---------- AVAILABLE RECORDS

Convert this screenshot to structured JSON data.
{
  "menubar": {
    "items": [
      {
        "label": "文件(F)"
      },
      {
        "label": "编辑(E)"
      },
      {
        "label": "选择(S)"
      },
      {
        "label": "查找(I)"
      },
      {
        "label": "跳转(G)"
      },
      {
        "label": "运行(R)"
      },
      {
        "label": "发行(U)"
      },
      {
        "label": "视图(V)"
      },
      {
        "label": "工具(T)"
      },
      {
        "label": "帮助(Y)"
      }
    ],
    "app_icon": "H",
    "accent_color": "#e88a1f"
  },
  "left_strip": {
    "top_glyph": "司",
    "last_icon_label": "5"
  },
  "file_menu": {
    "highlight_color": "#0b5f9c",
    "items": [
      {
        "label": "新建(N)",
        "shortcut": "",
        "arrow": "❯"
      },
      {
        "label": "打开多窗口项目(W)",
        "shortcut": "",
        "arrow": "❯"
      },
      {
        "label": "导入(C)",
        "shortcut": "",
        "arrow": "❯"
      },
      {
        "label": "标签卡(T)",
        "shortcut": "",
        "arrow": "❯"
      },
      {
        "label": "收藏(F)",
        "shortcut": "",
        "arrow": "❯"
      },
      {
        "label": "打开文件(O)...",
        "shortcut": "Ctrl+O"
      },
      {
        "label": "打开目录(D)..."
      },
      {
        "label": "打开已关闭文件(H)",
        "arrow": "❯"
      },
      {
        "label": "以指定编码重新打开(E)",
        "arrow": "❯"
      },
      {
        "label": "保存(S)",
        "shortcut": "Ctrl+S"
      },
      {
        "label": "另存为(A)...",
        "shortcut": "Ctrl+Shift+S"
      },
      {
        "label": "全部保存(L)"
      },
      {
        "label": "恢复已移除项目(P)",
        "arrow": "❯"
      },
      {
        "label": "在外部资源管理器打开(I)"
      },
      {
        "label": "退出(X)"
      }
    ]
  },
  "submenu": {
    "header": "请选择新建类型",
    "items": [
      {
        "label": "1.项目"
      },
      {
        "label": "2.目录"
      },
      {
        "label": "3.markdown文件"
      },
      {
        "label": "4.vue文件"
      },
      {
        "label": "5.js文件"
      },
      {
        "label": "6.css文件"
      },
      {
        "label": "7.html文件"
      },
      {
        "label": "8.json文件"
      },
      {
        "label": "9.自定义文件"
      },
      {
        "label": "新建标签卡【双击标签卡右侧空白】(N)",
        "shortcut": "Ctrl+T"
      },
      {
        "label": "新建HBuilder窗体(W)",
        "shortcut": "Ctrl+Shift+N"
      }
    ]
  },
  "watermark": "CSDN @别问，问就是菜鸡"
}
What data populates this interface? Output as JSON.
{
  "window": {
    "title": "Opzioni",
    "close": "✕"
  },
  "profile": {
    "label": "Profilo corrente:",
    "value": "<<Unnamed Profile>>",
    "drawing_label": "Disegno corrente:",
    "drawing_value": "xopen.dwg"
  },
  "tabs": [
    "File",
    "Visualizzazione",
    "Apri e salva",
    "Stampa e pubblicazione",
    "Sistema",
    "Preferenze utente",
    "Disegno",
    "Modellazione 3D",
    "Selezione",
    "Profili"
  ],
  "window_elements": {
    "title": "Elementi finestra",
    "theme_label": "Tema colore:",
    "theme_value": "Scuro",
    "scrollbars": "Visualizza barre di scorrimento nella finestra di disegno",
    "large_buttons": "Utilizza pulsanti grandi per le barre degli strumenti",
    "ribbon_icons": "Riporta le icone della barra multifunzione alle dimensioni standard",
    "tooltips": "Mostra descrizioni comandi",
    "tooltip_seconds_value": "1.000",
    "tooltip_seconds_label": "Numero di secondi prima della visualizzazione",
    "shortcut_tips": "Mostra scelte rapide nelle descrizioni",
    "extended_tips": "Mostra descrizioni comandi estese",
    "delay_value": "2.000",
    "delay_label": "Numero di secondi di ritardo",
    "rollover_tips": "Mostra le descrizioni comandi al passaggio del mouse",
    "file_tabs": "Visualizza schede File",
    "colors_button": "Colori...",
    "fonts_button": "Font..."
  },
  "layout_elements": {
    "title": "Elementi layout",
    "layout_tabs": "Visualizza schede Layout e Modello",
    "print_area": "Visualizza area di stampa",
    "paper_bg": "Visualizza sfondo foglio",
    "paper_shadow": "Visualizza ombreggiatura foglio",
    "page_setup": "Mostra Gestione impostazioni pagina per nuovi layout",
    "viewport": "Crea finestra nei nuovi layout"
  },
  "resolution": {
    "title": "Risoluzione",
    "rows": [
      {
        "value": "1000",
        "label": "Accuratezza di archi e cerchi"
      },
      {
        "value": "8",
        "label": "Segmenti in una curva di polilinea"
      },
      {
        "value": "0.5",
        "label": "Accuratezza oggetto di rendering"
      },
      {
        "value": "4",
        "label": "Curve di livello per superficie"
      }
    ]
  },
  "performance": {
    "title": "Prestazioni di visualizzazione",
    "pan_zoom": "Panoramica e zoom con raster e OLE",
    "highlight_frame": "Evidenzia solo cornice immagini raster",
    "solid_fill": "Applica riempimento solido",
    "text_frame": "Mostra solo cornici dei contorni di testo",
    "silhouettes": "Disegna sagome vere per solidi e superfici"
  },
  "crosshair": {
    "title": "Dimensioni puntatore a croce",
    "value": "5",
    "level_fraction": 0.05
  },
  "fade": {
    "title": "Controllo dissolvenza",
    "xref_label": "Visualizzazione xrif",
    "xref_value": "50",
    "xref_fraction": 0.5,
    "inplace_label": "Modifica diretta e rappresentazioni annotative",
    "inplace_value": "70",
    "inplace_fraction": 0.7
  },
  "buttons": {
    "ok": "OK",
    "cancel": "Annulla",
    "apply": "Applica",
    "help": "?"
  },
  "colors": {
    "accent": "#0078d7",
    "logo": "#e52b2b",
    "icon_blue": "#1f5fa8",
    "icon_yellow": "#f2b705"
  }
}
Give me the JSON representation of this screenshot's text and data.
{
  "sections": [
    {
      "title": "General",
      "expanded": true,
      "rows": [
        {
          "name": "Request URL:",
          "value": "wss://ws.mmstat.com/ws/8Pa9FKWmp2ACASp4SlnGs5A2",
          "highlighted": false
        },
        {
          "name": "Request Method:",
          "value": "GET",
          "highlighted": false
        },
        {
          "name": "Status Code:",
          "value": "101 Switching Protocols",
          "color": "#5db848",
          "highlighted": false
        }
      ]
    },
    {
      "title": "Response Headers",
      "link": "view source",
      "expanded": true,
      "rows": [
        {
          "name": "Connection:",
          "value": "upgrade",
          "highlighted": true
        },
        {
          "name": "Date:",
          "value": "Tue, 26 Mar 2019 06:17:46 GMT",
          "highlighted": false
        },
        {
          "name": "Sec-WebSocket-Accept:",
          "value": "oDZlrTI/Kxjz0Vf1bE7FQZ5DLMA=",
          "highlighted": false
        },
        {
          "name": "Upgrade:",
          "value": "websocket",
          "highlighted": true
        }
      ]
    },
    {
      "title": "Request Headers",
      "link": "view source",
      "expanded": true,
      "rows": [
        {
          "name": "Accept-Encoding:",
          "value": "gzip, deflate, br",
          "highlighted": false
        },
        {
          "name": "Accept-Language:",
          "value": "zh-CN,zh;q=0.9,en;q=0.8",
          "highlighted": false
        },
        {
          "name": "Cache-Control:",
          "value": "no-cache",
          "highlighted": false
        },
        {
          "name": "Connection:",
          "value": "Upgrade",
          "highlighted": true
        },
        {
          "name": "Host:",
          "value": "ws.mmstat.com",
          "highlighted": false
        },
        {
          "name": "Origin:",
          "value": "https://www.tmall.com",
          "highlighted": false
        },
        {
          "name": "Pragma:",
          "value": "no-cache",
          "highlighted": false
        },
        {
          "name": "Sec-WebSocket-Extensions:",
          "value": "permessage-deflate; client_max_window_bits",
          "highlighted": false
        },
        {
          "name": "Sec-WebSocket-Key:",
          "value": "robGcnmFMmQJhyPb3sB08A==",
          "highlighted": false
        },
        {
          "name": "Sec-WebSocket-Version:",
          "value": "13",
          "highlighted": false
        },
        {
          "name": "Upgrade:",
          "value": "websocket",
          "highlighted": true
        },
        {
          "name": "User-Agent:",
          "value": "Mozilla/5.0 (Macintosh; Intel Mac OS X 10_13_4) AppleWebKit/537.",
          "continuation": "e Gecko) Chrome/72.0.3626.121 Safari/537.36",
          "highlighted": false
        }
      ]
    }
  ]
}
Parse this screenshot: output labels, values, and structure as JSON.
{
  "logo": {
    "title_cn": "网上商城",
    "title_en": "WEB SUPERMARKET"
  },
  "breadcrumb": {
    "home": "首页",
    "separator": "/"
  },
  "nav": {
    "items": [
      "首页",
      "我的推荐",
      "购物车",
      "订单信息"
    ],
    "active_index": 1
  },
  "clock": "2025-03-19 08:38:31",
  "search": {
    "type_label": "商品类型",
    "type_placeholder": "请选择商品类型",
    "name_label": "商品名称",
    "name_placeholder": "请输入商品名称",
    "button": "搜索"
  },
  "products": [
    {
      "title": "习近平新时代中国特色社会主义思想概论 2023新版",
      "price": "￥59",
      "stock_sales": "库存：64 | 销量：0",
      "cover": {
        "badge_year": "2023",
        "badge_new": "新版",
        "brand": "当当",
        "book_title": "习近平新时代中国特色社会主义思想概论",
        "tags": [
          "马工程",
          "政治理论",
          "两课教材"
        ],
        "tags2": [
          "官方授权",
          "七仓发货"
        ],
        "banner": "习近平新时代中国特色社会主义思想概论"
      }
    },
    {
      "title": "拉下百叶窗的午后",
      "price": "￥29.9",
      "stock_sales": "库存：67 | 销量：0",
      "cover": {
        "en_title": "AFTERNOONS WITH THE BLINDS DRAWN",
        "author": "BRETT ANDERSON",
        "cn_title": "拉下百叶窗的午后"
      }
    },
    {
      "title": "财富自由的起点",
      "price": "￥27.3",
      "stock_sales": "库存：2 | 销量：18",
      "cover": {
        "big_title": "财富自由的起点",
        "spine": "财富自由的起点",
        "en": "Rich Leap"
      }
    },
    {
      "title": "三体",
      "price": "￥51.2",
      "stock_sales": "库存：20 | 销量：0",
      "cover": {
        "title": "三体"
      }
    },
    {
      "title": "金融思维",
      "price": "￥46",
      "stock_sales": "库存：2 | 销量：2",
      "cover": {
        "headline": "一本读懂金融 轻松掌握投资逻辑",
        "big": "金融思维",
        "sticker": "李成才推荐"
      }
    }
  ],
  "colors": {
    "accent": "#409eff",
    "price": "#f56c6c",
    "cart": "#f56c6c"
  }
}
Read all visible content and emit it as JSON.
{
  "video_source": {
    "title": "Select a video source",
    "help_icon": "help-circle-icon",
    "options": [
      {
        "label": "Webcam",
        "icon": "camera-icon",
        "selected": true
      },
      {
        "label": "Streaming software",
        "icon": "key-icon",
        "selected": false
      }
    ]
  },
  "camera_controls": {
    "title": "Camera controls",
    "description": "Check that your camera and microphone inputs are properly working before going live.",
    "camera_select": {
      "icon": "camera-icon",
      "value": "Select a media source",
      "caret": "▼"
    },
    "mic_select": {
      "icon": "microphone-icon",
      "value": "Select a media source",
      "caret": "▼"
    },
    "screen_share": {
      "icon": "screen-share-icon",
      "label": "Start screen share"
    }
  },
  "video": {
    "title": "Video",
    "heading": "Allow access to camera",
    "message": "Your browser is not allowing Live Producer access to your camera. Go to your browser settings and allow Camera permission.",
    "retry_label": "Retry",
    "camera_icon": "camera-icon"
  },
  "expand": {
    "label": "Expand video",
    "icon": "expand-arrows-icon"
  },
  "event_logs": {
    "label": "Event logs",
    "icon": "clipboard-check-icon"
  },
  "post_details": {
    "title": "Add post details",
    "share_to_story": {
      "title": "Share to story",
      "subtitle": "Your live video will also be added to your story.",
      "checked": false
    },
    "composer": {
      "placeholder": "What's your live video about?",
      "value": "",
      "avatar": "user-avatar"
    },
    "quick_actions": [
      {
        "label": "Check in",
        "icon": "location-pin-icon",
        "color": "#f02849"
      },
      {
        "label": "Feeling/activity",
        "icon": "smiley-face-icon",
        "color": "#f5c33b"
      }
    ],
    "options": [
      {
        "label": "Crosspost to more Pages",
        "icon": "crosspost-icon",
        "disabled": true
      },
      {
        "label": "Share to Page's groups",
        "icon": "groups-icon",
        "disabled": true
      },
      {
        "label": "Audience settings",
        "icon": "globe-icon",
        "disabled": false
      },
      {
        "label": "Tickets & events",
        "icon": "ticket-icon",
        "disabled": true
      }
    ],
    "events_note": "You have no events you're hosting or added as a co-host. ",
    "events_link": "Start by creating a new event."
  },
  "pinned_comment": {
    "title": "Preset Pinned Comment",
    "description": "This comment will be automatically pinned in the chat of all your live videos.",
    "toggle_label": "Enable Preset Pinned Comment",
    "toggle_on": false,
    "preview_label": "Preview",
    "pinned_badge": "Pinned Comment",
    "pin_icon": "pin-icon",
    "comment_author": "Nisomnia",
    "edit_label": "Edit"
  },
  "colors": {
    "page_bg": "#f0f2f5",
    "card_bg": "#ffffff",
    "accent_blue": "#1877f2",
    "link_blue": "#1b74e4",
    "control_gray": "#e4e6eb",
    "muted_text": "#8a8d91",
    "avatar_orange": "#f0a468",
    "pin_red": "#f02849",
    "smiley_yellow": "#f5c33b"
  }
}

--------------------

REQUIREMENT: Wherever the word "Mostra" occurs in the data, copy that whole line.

EXERCISE RESPONSE:
    "tooltips": "Mostra descrizioni comandi",
    "shortcut_tips": "Mostra scelte rapide nelle descrizioni",
    "extended_tips": "Mostra descrizioni comandi estese",
    "rollover_tips": "Mostra le descrizioni comandi al passaggio del mouse",
    "page_setup": "Mostra Gestione impostazioni pagina per nuovi layout",
    "text_frame": "Mostra solo cornici dei contorni di testo",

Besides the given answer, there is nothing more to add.